So how can we control the number of slides? Either we need to reduce the number of tissues examined, the number of blocks processed, or the number of slides that we cut.
Firstly let’s consider the tissue list. These studies do not require examination of a full tissue list. Obviously you need to examine the site of implantation, the drainage lymph node, and any directly connected tissues (e.g. the brain has a direct connection to the eye via the optic nerve). You should also examine a variety of well-perfused organs (liver, kidney, spleen, lung, gonads). At a minimum you need to examine a single level of these off-target tissues to look for any evidence of toxicity, and to screen them for the presence of cells. If the cells remain at their site of implantation, or have only a transient lifespan in the host (operating through endogenous stem cells or progenitor cells), they are less likely to cause lesions at distant sites. Abnormal masses must also be examined to check for tumorigenicity. These could be screened using qPCR, but it may be more efficient to add them to the administration site IHC staining run for their time point. IHC is preferred for the site of administration, demonstrating the exact pattern of cell integration. Serial sections should be sequentially numbered. A predetermined pattern of slide selection identifies sections for H&E staining. The “best” level for the demonstration of the cells can then be selected by the pathologist (with a default level used if no cells are seen). Sections to either side of that level are then identified for IHC staining. Larger volume sites of administration could be trimmed into several portions and embedded in a single block, allowing a greater area to be examined on one slide, and the bulk of the tissue to be archived in the block.
Not all animals are equal
Consider treating control groups differently to cell-dosed animals. If no cells have been injected into a control group, there is no point doing an exhaustive tissue search to look for the presence of cells. You just need sufficient tissue to show both the background staining pattern – H&E and markers – and the background lesions if using a disease model. The remaining tissue from these animals can be stored wet, or taken to block without sectioning.
Does your cell line need a scaffold?
Several therapies are administered in the form of a sheet of cells on a matrix, adding another dimension to method development. The scaffold is essentially a medical device, and must be shown to be made of a biocompatible material. Ideally a scaffold may biodegrade after the cells have implanted but fragments may remain in situ, and it is unlikely that all traces of your scaffold will have disappeared from the tissues prior to the first time point; sections will include scaffold material. How does the material react with fixatives or histology processing reagents? Is the embedding medium sufficiently dense to avoid tearing of tissue sections by the scaffold fragments? These considerations should be thoroughly investigated prior to embarking on a large-scale preclinical study.
To summarize, I would say that examining the appropriate tissues at the conclusion of each time point is necessary to reap the full benefit of this “triaged” system.

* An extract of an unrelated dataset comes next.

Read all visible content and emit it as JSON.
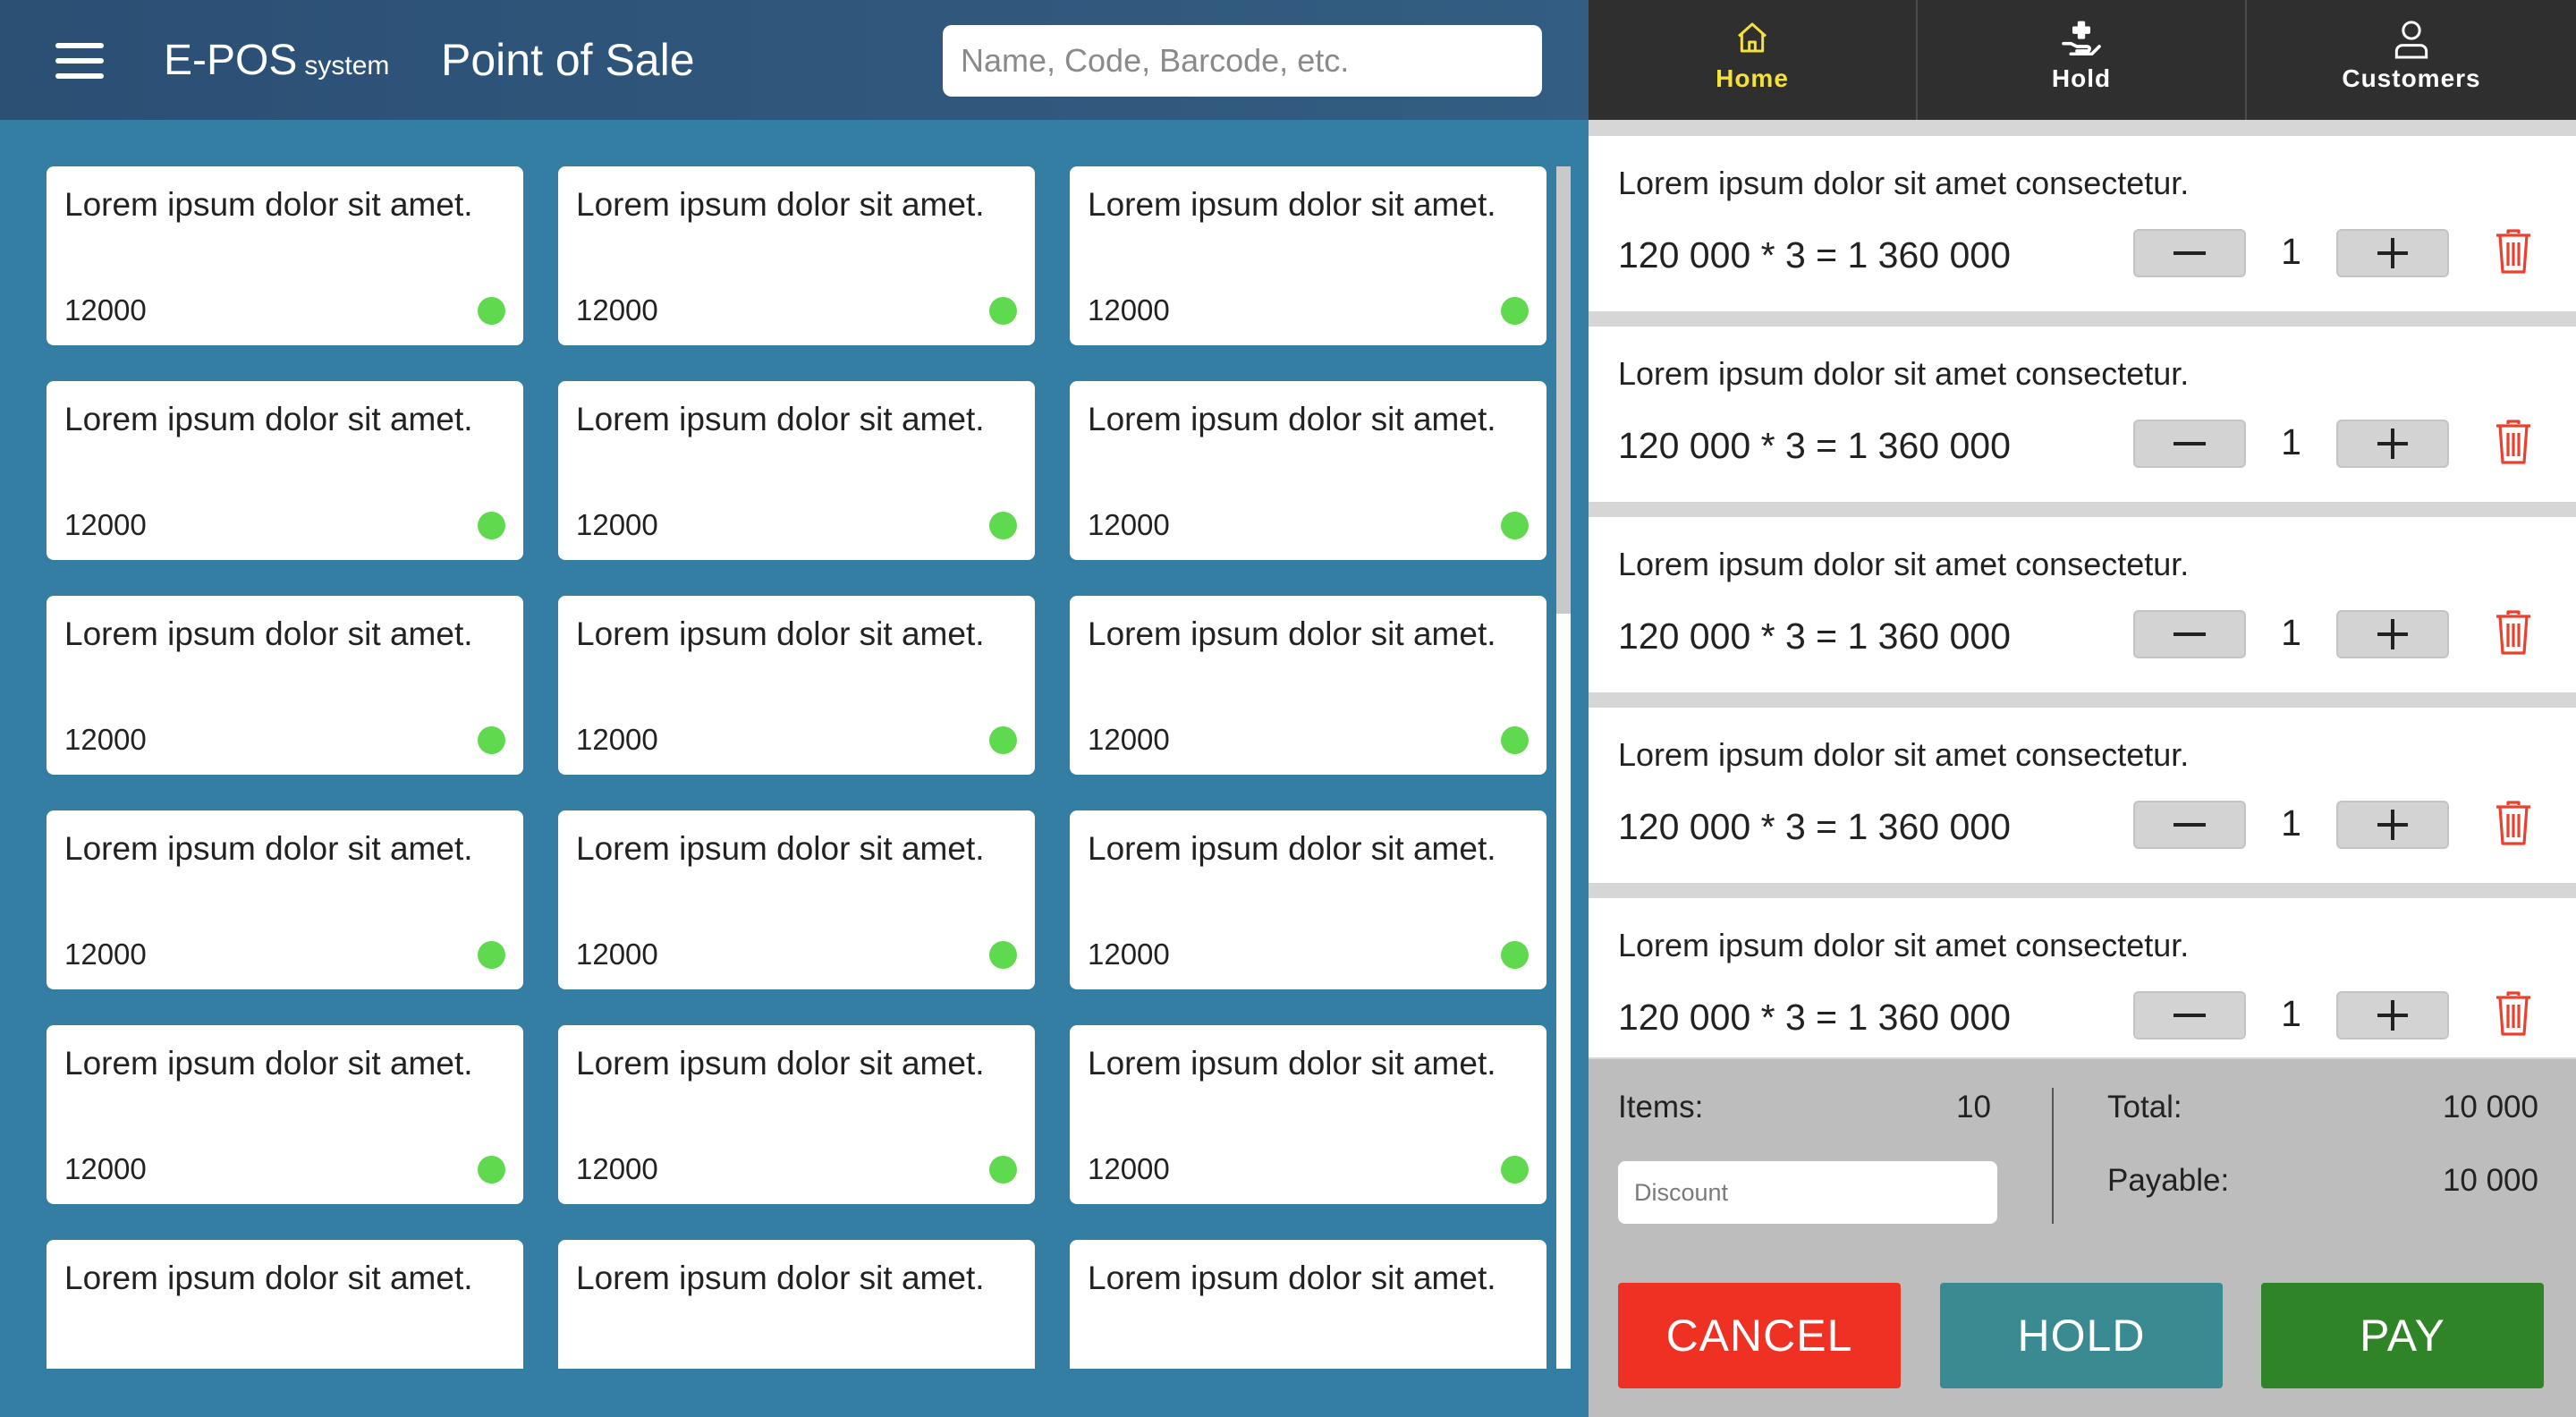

And this, together with DNA technologies, carefully selecting biomarkers and animal models, while creating more work in the lab and for the pathologist, could provide significant cost savings over the course of a study.